*** Block opens ***
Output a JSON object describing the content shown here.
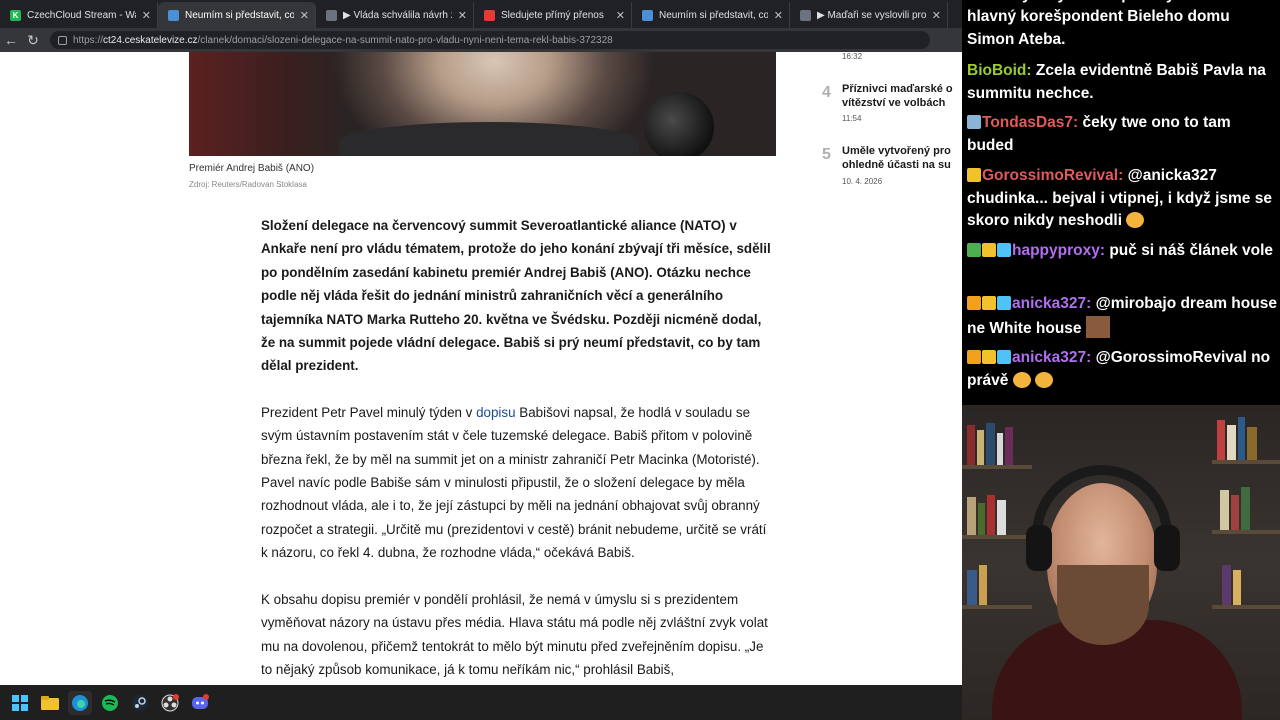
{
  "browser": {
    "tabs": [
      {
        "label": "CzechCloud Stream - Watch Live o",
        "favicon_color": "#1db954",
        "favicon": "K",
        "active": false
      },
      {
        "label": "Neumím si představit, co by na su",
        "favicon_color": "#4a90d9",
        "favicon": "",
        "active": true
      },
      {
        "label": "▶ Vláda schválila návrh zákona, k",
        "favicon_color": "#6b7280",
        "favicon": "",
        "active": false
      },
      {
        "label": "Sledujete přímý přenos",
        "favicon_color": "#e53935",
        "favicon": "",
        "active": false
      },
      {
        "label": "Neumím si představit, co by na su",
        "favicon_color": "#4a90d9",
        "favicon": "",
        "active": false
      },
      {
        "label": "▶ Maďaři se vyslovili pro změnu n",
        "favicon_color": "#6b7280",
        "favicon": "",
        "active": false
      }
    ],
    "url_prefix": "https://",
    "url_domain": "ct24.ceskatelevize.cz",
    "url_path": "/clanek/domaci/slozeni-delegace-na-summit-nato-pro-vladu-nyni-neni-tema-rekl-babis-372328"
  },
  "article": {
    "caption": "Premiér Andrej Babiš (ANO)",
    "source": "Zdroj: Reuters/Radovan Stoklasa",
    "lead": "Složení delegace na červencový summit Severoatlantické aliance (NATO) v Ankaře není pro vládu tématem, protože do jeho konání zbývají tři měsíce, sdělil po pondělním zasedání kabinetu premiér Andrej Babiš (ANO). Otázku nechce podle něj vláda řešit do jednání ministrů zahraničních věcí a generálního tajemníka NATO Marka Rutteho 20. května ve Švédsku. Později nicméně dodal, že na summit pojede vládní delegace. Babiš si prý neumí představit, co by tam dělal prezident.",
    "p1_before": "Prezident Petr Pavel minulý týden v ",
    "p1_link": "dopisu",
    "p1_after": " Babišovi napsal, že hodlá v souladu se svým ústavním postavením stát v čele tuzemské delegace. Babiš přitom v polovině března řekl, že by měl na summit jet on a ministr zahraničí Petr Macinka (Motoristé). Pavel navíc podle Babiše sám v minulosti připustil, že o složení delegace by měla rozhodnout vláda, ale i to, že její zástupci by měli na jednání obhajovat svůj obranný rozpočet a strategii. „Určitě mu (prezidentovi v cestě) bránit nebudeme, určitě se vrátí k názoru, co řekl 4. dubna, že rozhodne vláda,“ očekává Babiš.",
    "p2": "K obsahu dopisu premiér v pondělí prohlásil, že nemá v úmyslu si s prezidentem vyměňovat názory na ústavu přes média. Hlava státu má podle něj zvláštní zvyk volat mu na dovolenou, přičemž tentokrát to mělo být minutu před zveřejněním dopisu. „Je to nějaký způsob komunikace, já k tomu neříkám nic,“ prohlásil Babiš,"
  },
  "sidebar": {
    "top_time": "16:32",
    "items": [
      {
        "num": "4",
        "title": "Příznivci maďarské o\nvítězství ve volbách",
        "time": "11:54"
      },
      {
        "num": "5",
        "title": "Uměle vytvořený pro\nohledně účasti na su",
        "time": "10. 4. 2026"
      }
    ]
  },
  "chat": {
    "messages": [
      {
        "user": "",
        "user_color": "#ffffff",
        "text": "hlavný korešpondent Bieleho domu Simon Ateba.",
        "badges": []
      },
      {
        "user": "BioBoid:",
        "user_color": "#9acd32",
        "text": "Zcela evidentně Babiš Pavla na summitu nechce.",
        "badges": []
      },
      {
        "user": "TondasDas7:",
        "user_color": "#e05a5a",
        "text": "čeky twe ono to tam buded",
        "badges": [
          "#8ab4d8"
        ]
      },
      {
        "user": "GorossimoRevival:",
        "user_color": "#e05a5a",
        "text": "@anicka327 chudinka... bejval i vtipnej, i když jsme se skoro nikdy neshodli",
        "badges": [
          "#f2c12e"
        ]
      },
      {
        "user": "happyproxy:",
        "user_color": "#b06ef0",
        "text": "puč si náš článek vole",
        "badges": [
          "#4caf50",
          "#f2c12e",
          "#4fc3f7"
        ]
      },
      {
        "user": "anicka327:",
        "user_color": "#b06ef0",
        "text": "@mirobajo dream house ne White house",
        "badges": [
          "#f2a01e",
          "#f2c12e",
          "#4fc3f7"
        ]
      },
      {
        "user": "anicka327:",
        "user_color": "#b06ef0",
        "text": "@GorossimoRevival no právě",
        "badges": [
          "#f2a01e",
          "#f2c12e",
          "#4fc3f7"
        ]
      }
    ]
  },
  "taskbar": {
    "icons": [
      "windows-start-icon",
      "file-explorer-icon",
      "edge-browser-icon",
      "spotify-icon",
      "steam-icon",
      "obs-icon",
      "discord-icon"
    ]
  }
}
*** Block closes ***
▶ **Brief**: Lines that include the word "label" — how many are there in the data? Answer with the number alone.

▶ **Written answer**: 6